Cummings: Herd immunity was regarded as an inevitable outcome of Covid policy
Mr Cummings told MPs that it was only in mid-March 2020 that he insisted a new plan was needed to prevent a catastrophe.
Ministers and officials believed herd immunity was an “inevitability” because it was not possible or desirable to completely suppress the spread of coronavirus in the early stages of the pandemic, Dominic Cummings said.
The Prime Minister’s former adviser said until mid-March it was considered that measures to halt the spread of the virus would simply delay the peak until the winter, when it would cause more devastation with the NHS under its usual seasonal pressure.
Mr Cummings told MPs that it was only in mid-March that he insisted a new plan was needed to prevent a catastrophe.
“The whole plan was based on the assumption that it was a certainty there would be no vaccines in 2020,” Mr Cummings said.
“So the logic was you can either have – if its unconstrained it will come in and there will be a sharp peak like that and it will completely swamp everything and huge disaster.
“The logical approach therefore is to introduce measures which delay that peak arriving and which push it down below the capacity of the health system.”
He said that when examples like the strict lockdowns in Chinese city Wuhan and elsewhere in Asia were brought up, the “entire assumption” in Whitehall was that they would not work in the UK and would result in second peaks later on.
It was also thought to be “inconceivable that the British public are going to accept Wuhan-style measures here”.
“So we only actually have a real choice between ‘one peak and herd immunity by September’ – terrible, but then you have got through it by the time the next winter comes; if you try to flatten it now this second peak comes up in winter time, that’s even worse than summer, so horrific as the numbers look in summer the numbers will be even worse if this happens in October, November, December time.”
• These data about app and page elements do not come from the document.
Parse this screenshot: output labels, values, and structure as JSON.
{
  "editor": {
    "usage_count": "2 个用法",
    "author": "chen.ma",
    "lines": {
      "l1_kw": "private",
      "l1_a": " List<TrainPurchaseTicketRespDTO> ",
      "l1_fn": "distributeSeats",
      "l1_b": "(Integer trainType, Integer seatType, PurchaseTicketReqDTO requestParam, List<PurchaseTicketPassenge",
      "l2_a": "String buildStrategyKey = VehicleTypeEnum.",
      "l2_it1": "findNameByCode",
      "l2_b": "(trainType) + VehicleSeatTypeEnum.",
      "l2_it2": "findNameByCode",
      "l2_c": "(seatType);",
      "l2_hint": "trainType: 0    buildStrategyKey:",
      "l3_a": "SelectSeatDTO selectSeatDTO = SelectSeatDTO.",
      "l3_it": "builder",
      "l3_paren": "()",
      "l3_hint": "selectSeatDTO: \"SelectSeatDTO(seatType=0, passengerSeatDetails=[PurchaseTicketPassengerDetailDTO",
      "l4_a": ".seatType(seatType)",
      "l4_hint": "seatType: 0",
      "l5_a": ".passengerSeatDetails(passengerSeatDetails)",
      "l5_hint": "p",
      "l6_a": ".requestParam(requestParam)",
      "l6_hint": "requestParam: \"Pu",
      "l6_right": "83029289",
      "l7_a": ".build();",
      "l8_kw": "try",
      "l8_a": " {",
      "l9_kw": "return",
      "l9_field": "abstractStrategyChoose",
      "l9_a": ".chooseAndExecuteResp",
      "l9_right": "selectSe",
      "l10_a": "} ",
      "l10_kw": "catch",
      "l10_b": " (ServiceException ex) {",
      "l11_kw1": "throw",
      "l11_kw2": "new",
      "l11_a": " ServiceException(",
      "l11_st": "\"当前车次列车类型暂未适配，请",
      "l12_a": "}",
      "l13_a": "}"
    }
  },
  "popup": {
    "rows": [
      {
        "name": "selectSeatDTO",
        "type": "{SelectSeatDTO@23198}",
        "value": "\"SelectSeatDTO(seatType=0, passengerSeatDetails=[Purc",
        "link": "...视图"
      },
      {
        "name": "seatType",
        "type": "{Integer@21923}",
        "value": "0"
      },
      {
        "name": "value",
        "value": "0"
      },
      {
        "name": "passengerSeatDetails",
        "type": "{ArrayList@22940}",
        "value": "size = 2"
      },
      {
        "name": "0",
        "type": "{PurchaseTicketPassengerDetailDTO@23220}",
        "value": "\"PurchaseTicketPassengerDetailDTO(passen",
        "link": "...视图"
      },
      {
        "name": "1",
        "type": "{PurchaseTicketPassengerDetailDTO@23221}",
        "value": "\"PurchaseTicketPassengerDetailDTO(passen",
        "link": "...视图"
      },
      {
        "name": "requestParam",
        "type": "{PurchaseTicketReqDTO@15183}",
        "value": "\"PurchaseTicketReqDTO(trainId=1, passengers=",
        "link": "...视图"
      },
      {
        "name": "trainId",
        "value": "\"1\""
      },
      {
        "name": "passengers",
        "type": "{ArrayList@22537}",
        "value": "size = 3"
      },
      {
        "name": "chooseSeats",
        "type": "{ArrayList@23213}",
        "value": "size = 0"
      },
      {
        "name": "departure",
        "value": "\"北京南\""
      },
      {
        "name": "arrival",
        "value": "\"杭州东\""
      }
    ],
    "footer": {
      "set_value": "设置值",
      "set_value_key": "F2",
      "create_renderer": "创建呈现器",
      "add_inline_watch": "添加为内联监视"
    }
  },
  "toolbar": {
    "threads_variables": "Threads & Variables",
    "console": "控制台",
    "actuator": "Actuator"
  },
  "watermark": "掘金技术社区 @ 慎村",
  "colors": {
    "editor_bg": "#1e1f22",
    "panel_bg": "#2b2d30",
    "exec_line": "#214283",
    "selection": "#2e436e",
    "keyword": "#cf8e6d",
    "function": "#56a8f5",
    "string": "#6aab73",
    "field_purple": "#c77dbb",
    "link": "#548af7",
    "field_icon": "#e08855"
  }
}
He said he is “completely baffled” why No 10 has tried to deny that herd immunity was the official plan early last year.
“It’s not that people were thinking this is a good thing and we actively want it, it’s that it’s a complete inevitability and the only real question – it’s one of timing, it’s either one of herd immunity by September or it’s herd immunity by January after a second peak. That was the assumption up until Friday March 13.”
Asked whether he told the Prime Minister that the advice coming from the Sage scientific advisory panel was wrong, following its meeting on March 5, Mr Cummings said: “No, I didn’t.”
But he said he was ringing alarm bells and had “mounting panic” about the strategy.
“In the first 10 days of March I was increasingly being told by people: ‘I think this is going wrong’, but I was also really, really worried about smashing my hand down on a massive button marked ‘ditch the official plan’.”
Mr Cummings said he was pushing for the Government to announce that individuals should stay at home if they had symptoms and households should quarantine on March 11, but he said there was “push back” from others who felt the advice could be delayed for another week.
He realised “the system is basically delaying announcing all of these things because there’s not a proper plan in place”.
It was a “catastrophic mistake” for Sage deliberations to be in secret, he said.
By March 11-12 2020 “we had already gone terribly wrong”, Mr Cummings said.
A change of course was finally agreed and on March 16 the Prime Minister said it was time to stop non-essential travel and contact, with the first lockdown beginning on March 23.
Mr Cummings was giving evidence to the Commons health and science committees.
Published: 26/05/2021 by Radio NewsHub